Finovate is well established as a must see event for anyone who wants to keep up with the latest developments in financial technology. Across four shows – Europe in February, West Coast US in May, New York in September and now in Asia in November – it presents valuable insight into the technology that will be targeting your clients typically 12 to 24 months from now.
The seven-minute-only demos format, with no slides allowed, ensures the event proceeds at an electric pace and that you are seeing real technology, not people’s future plans that do not yet exist. Seventy demo sessions over two days can actually be quite draining.

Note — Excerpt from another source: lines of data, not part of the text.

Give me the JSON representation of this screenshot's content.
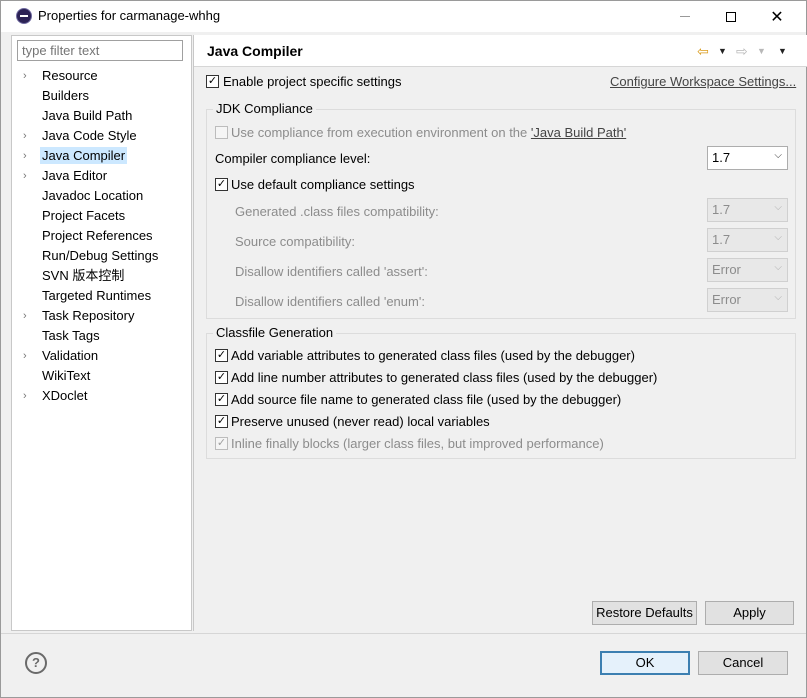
{
  "window": {
    "title": "Properties for carmanage-whhg",
    "icon": "eclipse-icon",
    "close_glyph": "✕"
  },
  "filter": {
    "placeholder": "type filter text"
  },
  "tree": {
    "items": [
      {
        "label": "Resource",
        "expandable": true,
        "selected": false
      },
      {
        "label": "Builders",
        "expandable": false,
        "selected": false
      },
      {
        "label": "Java Build Path",
        "expandable": false,
        "selected": false
      },
      {
        "label": "Java Code Style",
        "expandable": true,
        "selected": false
      },
      {
        "label": "Java Compiler",
        "expandable": true,
        "selected": true
      },
      {
        "label": "Java Editor",
        "expandable": true,
        "selected": false
      },
      {
        "label": "Javadoc Location",
        "expandable": false,
        "selected": false
      },
      {
        "label": "Project Facets",
        "expandable": false,
        "selected": false
      },
      {
        "label": "Project References",
        "expandable": false,
        "selected": false
      },
      {
        "label": "Run/Debug Settings",
        "expandable": false,
        "selected": false
      },
      {
        "label": "SVN 版本控制",
        "expandable": false,
        "selected": false
      },
      {
        "label": "Targeted Runtimes",
        "expandable": false,
        "selected": false
      },
      {
        "label": "Task Repository",
        "expandable": true,
        "selected": false
      },
      {
        "label": "Task Tags",
        "expandable": false,
        "selected": false
      },
      {
        "label": "Validation",
        "expandable": true,
        "selected": false
      },
      {
        "label": "WikiText",
        "expandable": false,
        "selected": false
      },
      {
        "label": "XDoclet",
        "expandable": true,
        "selected": false
      }
    ]
  },
  "page": {
    "title": "Java Compiler",
    "enable_project_specific": {
      "label": "Enable project specific settings",
      "checked": true
    },
    "configure_link": "Configure Workspace Settings...",
    "jdk": {
      "group_title": "JDK Compliance",
      "use_compliance_prefix": "Use compliance from execution environment on the ",
      "use_compliance_link": "'Java Build Path'",
      "use_compliance_checked": false,
      "compliance_level_label": "Compiler compliance level:",
      "compliance_level_value": "1.7",
      "use_default_label": "Use default compliance settings",
      "use_default_checked": true,
      "generated_label": "Generated .class files compatibility:",
      "generated_value": "1.7",
      "source_label": "Source compatibility:",
      "source_value": "1.7",
      "assert_label": "Disallow identifiers called 'assert':",
      "assert_value": "Error",
      "enum_label": "Disallow identifiers called 'enum':",
      "enum_value": "Error"
    },
    "classfile": {
      "group_title": "Classfile Generation",
      "options": [
        {
          "label": "Add variable attributes to generated class files (used by the debugger)",
          "checked": true,
          "enabled": true
        },
        {
          "label": "Add line number attributes to generated class files (used by the debugger)",
          "checked": true,
          "enabled": true
        },
        {
          "label": "Add source file name to generated class file (used by the debugger)",
          "checked": true,
          "enabled": true
        },
        {
          "label": "Preserve unused (never read) local variables",
          "checked": true,
          "enabled": true
        },
        {
          "label": "Inline finally blocks (larger class files, but improved performance)",
          "checked": true,
          "enabled": false
        }
      ]
    },
    "restore_defaults": "Restore Defaults",
    "apply": "Apply"
  },
  "footer": {
    "help_glyph": "?",
    "ok": "OK",
    "cancel": "Cancel"
  },
  "colors": {
    "selection": "#cce8ff",
    "default_button_border": "#3c7fb1",
    "nav_back": "#d99a1a"
  }
}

While no substitute for being there and networking, if you cannot get to the event you can still catch up from its archive of videos of all the presentations since it started 10 years ago, which can be found on its website. They usually go up a couple weeks after the show, so they should be online by the time you read this.
Typically, Finovate shows incorporate a cluster of different themes, including security, payments and software to help banks sell more products to consumers. Rather than try and create a synopsis of the presentation, I have listed below the demos that really caught my attention and why I think it is worth readers going online to view them.
Normally, what we are now increasingly calling digital wealth management or digital advice is a significant cohort, although in this last show there were fewer such offerings. I do not know if this means digital advice is now so mainstream it is not sufficiently innovative to get on the agenda. As I think is more likely, we are seeing a lull in activity while people move from digital advice 1.0 and start building even more advanced solutions.
There are a number of Finovate perennials that seem to exhibit at every show, demoing whatever their latest developments are. Some of these – for example, MX and Moven – are always pushing the boundaries with new ideas that are well worth watching. Others tend to lose my attention very fast.
Overall, I took a couple of key messages from Finovate Fall. First, 2017 is going to be the year of the “chatbot” judging by much of what was demonstrated. Chatbots give you tiny slices of information about your financial lives and in this context try to encourage better financial behaviour. It is an interesting approach, leveraging nudge theory and behavioural science, and one I expect to be more successful than some cynics will suggest.
Another point that resonated strongly with me at the show was that the UK is now nowhere near as far behind the US in the digital advice field. Personal finance bot start-up Cleo has already built a following among a number of our team and micro savings tools like True Potential’s impulseSave and another start-up MoneyBoxApp show how the UK is becoming a powerhouse too.
The companies I found particularly interesting at Finovate Fall, and whose videos I would strongly recommend viewing, were:
- Sindeo presented an excellent streamlined customer experience for new mortgage lending. Having a service like this in the UK would be a massive step forward for borrowers and might help make the Government’s seven-day mortgage switching announced in the Queen’s Speech a reality.
- Usually security solutions bore me to death but Daon presented a platform that actually seemed to be capable of embracing just about every different biometric security mechanism you can think of, letting the customer choose whatever they feel comfortable with.
- TokBox presented an interesting use of omni-channel technology to support remote financial advice.
- Personetics showed its MoneyCube service, which asks consumers questions to get to know them better financially and then provides valuable insights to help them better understand their finances. This is a great example of the sort of bot type services I referenced above.
- ProActive showed a great digital budgeting tool to help users take effective control of their spending.
- Envestnet Yodlee also gave a great example of how chatbots can help extract useful financial insights for clients that had clear implications for financial planners.
- M1 Finance showed a very neat tool to help users create portfolios for short, medium and long terms savings with a very neat rebalancing service.
A longer summary of the Finovate demos I really liked and why will appear shortly on F&TRC’s DigitalWealthInsights.com.
Ian McKenna is director of the Finance & Technology Research Centre